(Data for this task)
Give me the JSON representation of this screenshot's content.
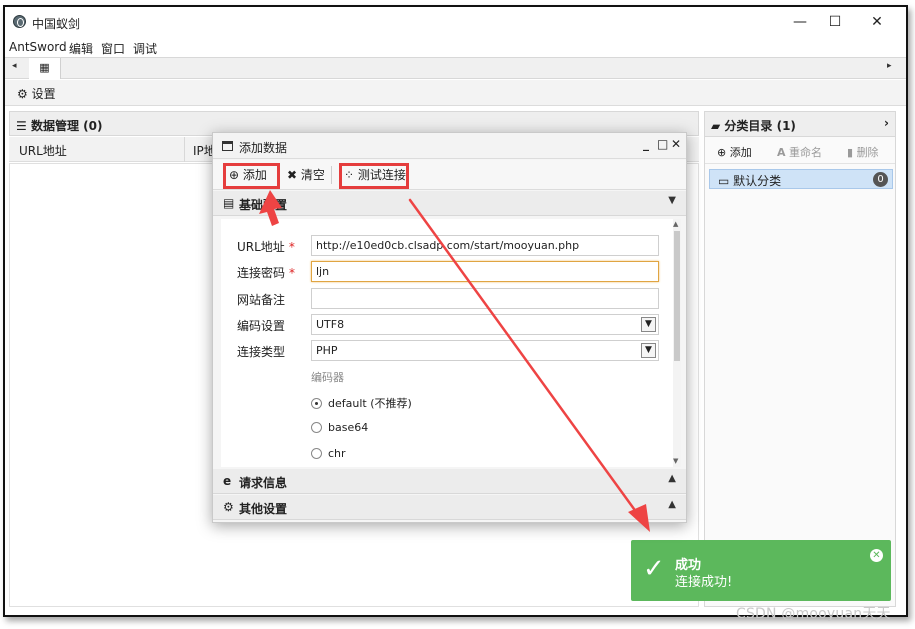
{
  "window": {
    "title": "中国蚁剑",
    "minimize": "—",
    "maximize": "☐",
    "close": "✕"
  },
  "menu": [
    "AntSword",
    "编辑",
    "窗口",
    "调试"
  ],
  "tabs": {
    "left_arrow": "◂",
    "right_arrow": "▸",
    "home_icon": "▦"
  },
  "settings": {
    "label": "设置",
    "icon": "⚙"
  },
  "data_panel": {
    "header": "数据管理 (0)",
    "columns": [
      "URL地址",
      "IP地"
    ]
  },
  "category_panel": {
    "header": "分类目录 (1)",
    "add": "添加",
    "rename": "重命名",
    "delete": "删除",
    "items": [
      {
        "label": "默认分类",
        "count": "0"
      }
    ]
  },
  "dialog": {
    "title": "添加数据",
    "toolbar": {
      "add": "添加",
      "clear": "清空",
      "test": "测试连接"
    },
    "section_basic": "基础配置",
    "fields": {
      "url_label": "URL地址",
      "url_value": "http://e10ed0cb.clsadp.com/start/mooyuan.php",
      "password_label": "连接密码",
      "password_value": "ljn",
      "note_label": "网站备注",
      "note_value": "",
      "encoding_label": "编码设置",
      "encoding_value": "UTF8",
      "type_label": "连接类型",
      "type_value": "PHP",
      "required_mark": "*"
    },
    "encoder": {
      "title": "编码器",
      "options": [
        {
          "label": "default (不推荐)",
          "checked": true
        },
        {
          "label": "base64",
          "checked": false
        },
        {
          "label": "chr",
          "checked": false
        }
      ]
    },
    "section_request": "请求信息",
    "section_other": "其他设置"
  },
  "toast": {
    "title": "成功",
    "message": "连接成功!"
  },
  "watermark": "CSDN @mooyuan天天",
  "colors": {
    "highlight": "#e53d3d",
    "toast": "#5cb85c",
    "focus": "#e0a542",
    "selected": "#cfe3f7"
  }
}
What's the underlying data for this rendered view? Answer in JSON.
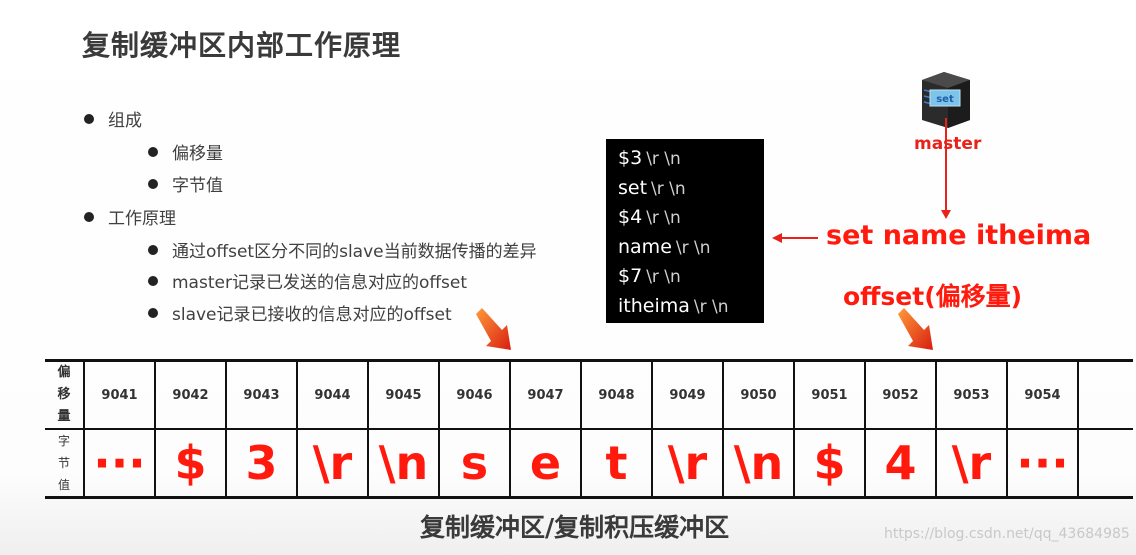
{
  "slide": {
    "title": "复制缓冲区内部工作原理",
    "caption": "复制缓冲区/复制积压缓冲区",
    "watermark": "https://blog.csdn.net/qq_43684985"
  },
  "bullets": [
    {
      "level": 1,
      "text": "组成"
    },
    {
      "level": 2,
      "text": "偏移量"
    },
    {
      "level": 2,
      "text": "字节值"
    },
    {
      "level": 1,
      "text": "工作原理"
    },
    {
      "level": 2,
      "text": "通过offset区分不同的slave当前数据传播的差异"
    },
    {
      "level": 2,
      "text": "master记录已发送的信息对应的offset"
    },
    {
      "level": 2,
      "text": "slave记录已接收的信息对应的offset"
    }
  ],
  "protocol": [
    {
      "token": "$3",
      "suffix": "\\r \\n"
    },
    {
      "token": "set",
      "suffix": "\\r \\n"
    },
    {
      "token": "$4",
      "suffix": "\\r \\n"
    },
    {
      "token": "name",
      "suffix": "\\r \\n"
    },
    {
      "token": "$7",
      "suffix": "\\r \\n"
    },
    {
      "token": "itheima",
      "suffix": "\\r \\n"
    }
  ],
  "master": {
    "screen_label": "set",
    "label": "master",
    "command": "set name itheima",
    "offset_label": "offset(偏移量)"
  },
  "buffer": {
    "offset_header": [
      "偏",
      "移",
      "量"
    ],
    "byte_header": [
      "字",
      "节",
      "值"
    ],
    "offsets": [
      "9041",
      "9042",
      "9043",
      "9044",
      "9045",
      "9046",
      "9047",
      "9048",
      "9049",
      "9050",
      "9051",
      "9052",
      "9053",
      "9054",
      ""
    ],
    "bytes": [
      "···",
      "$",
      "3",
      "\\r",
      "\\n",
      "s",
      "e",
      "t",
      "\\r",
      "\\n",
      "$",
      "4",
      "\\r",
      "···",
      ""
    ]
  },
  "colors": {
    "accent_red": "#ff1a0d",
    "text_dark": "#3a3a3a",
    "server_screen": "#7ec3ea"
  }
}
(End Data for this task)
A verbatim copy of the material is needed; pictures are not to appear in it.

*Answer to this problem*:
Give me the JSON representation of this screenshot's content.
{
  "window": {
    "title": "中国蚁剑",
    "minimize": "—",
    "maximize": "☐",
    "close": "✕"
  },
  "menu": [
    "AntSword",
    "编辑",
    "窗口",
    "调试"
  ],
  "tabs": {
    "left_arrow": "◂",
    "right_arrow": "▸",
    "home_icon": "▦"
  },
  "settings": {
    "label": "设置",
    "icon": "⚙"
  },
  "data_panel": {
    "header": "数据管理 (0)",
    "columns": [
      "URL地址",
      "IP地"
    ]
  },
  "category_panel": {
    "header": "分类目录 (1)",
    "add": "添加",
    "rename": "重命名",
    "delete": "删除",
    "items": [
      {
        "label": "默认分类",
        "count": "0"
      }
    ]
  },
  "dialog": {
    "title": "添加数据",
    "toolbar": {
      "add": "添加",
      "clear": "清空",
      "test": "测试连接"
    },
    "section_basic": "基础配置",
    "fields": {
      "url_label": "URL地址",
      "url_value": "http://e10ed0cb.clsadp.com/start/mooyuan.php",
      "password_label": "连接密码",
      "password_value": "ljn",
      "note_label": "网站备注",
      "note_value": "",
      "encoding_label": "编码设置",
      "encoding_value": "UTF8",
      "type_label": "连接类型",
      "type_value": "PHP",
      "required_mark": "*"
    },
    "encoder": {
      "title": "编码器",
      "options": [
        {
          "label": "default (不推荐)",
          "checked": true
        },
        {
          "label": "base64",
          "checked": false
        },
        {
          "label": "chr",
          "checked": false
        }
      ]
    },
    "section_request": "请求信息",
    "section_other": "其他设置"
  },
  "toast": {
    "title": "成功",
    "message": "连接成功!"
  },
  "watermark": "CSDN @mooyuan天天",
  "colors": {
    "highlight": "#e53d3d",
    "toast": "#5cb85c",
    "focus": "#e0a542",
    "selected": "#cfe3f7"
  }
}
What's the underlying data for this rendered view? Answer in JSON.
{
  "slide": {
    "title": "复制缓冲区内部工作原理",
    "caption": "复制缓冲区/复制积压缓冲区",
    "watermark": "https://blog.csdn.net/qq_43684985"
  },
  "bullets": [
    {
      "level": 1,
      "text": "组成"
    },
    {
      "level": 2,
      "text": "偏移量"
    },
    {
      "level": 2,
      "text": "字节值"
    },
    {
      "level": 1,
      "text": "工作原理"
    },
    {
      "level": 2,
      "text": "通过offset区分不同的slave当前数据传播的差异"
    },
    {
      "level": 2,
      "text": "master记录已发送的信息对应的offset"
    },
    {
      "level": 2,
      "text": "slave记录已接收的信息对应的offset"
    }
  ],
  "protocol": [
    {
      "token": "$3",
      "suffix": "\\r \\n"
    },
    {
      "token": "set",
      "suffix": "\\r \\n"
    },
    {
      "token": "$4",
      "suffix": "\\r \\n"
    },
    {
      "token": "name",
      "suffix": "\\r \\n"
    },
    {
      "token": "$7",
      "suffix": "\\r \\n"
    },
    {
      "token": "itheima",
      "suffix": "\\r \\n"
    }
  ],
  "master": {
    "screen_label": "set",
    "label": "master",
    "command": "set name itheima",
    "offset_label": "offset(偏移量)"
  },
  "buffer": {
    "offset_header": [
      "偏",
      "移",
      "量"
    ],
    "byte_header": [
      "字",
      "节",
      "值"
    ],
    "offsets": [
      "9041",
      "9042",
      "9043",
      "9044",
      "9045",
      "9046",
      "9047",
      "9048",
      "9049",
      "9050",
      "9051",
      "9052",
      "9053",
      "9054",
      ""
    ],
    "bytes": [
      "···",
      "$",
      "3",
      "\\r",
      "\\n",
      "s",
      "e",
      "t",
      "\\r",
      "\\n",
      "$",
      "4",
      "\\r",
      "···",
      ""
    ]
  },
  "colors": {
    "accent_red": "#ff1a0d",
    "text_dark": "#3a3a3a",
    "server_screen": "#7ec3ea"
  }
}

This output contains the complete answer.